Because of decreasing home values, hundreds of not thousands of residents are paying attention. However, most residents still think data centers have a place in the county, just not near residential area, nor scenic areas.
Chairman Corey Stewart wanted to make clear that the industry should not view the resolution as anti-business.
“The message, that we do want to get out, is that we want to provide clarity to the data center industry; we do want to provide clarity to Dominion that to the extent that we bring those data centers into the county, and we do want them, that the infrastructure needs to be addressed in our zoning ordinance. This is, in fact, a deliberative process that begins now with all of the stakeholders coming in.”
He explained that while business interests are important to the county, equally, if not more important, are the interests of the citizens.
“This is a community listening to its citizens and trying to balance their interests with the interests of the county and of business,” Stewart said.
Jeanine Lawson said she echoes Stewart’s sentiments. She said she received an unprecedented amount of emails at least from her perspective as a new supervisor.
“Clearly this has garnered a lot of attention, and it has garnered a lot of attention rightfully so because this does affect a lot of Prince William residents, property owners,” Lawson said.
Coles District Supervisor Marty Nohe asked that all stakeholders, including trade organizations, be contacted when such decisions are made.
Pete Candland said that the resolution was a move in the right direction, but it should have never gotten so far that a data center was being built just north of the Town of Haymarket.

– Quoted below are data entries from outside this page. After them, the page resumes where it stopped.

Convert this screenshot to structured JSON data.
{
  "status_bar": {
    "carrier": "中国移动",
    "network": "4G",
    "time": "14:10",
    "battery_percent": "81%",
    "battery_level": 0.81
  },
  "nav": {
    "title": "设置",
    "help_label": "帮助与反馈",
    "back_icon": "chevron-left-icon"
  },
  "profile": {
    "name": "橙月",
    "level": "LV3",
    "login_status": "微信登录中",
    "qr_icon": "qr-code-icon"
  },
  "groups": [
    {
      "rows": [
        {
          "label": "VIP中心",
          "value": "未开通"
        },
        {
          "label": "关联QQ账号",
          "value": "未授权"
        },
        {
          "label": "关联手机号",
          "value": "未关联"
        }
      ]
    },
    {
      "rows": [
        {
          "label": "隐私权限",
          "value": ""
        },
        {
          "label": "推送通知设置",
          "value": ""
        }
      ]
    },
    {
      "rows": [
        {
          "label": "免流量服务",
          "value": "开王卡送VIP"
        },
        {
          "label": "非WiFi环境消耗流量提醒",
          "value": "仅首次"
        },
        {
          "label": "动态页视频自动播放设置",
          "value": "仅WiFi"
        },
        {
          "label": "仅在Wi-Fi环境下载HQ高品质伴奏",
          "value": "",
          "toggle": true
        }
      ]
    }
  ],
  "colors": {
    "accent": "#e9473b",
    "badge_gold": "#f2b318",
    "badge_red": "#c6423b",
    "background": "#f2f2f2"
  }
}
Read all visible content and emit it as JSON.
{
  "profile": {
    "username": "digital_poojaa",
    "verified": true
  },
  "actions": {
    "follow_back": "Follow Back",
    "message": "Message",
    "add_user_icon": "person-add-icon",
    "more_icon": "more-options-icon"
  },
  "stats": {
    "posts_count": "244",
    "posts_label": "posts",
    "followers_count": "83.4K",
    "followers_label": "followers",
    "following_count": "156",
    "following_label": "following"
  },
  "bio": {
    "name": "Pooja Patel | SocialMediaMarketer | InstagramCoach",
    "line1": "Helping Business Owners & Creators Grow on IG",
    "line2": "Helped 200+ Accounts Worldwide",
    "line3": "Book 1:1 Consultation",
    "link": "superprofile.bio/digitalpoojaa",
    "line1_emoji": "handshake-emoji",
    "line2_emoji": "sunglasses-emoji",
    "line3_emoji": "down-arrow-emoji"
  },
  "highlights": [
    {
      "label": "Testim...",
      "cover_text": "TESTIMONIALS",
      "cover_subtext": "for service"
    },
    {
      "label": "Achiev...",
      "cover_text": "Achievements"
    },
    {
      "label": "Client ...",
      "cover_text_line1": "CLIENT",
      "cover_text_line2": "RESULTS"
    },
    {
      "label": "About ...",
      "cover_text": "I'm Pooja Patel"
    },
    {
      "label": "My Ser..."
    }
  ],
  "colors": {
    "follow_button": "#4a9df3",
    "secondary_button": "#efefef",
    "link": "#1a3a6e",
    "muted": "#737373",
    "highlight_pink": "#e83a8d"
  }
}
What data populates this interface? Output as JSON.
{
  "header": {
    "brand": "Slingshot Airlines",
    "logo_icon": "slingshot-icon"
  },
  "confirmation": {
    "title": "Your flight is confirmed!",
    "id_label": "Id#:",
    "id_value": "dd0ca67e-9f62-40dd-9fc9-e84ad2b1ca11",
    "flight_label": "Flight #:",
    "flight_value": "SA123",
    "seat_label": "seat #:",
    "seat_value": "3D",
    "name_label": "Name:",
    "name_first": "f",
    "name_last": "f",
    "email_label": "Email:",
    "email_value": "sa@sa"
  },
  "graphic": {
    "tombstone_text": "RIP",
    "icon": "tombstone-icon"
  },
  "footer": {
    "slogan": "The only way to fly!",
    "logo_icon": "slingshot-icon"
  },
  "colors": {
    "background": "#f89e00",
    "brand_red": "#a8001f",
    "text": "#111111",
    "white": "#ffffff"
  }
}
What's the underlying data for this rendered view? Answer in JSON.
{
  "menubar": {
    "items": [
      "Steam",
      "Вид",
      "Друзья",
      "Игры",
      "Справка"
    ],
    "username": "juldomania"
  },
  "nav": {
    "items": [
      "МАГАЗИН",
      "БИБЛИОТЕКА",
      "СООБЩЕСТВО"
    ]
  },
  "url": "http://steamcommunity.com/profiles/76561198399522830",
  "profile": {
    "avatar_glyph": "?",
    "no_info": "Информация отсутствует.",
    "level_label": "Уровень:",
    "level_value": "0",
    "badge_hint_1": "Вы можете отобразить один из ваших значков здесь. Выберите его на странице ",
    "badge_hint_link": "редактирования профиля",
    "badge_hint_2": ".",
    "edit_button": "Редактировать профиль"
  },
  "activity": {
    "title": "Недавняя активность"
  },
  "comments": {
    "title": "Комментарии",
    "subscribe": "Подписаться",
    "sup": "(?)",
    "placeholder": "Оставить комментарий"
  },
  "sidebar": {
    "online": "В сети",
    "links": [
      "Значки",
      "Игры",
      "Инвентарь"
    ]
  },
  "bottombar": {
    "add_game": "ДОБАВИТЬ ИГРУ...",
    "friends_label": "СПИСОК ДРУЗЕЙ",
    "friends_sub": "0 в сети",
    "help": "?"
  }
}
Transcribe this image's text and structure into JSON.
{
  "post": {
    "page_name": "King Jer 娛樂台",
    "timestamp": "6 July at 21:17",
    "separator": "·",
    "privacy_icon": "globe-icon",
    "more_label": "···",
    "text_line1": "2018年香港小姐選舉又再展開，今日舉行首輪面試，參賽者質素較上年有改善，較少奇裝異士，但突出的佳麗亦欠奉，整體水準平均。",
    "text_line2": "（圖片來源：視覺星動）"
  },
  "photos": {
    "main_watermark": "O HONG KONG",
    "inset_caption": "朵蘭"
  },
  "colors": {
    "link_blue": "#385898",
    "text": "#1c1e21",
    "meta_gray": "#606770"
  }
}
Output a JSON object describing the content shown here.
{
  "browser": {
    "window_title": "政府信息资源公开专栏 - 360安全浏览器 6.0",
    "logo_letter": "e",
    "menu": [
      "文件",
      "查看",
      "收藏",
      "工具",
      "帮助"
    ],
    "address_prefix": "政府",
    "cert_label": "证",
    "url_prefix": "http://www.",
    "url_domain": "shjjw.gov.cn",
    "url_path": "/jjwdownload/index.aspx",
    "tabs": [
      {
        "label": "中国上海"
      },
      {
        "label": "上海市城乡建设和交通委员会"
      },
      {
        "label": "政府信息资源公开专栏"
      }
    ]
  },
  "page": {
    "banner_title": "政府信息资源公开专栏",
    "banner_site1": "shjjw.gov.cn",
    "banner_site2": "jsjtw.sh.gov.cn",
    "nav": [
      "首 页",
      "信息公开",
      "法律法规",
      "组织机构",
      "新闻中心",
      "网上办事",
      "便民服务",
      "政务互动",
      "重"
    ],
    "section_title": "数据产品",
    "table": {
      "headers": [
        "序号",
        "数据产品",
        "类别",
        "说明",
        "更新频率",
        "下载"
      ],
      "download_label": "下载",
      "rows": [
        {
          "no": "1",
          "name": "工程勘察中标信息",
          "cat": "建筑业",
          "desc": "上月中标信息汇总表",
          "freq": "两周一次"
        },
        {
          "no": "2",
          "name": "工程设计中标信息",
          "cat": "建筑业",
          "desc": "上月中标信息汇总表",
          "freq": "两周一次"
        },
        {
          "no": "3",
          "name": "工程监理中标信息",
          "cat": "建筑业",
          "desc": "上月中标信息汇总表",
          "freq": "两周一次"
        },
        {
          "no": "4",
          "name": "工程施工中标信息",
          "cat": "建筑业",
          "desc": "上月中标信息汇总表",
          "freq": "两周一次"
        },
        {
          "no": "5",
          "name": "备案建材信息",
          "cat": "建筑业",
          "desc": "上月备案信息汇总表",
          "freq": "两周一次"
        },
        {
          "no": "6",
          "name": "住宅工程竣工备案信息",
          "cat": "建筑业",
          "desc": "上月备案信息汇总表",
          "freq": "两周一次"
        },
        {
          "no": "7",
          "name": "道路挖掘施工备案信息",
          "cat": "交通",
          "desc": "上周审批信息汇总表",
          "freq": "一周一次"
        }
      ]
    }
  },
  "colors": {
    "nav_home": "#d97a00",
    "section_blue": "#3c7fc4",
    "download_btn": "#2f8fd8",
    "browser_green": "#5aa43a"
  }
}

“I know that these data centers are absolute power hogs. These things just require a tremendous amount of infrastructure to support,” Candland said. “To protect the citizens of Prince William County, that is our main responsibility as the supervisors of Prince William County, so we need to bring business here but not at the detriment to the people of Prince William.”
Chris Price, Director of Planning for the county, told Bristow Beat that the way his office will initiate the process of changing the zoning ordinances is to take a closer look at what other local jurisdictions are doing in regards to data centers. The Planning Commission, will then look at what is best practice in the industry, even looking beyond Northern Virginia.They will create a Planning Commission recommendation that the Commission will present to the Board of County Supervisors. At that point, public hearings will be held so that the community has a chance to provide its input. Only then can the supervisors vote upon changes.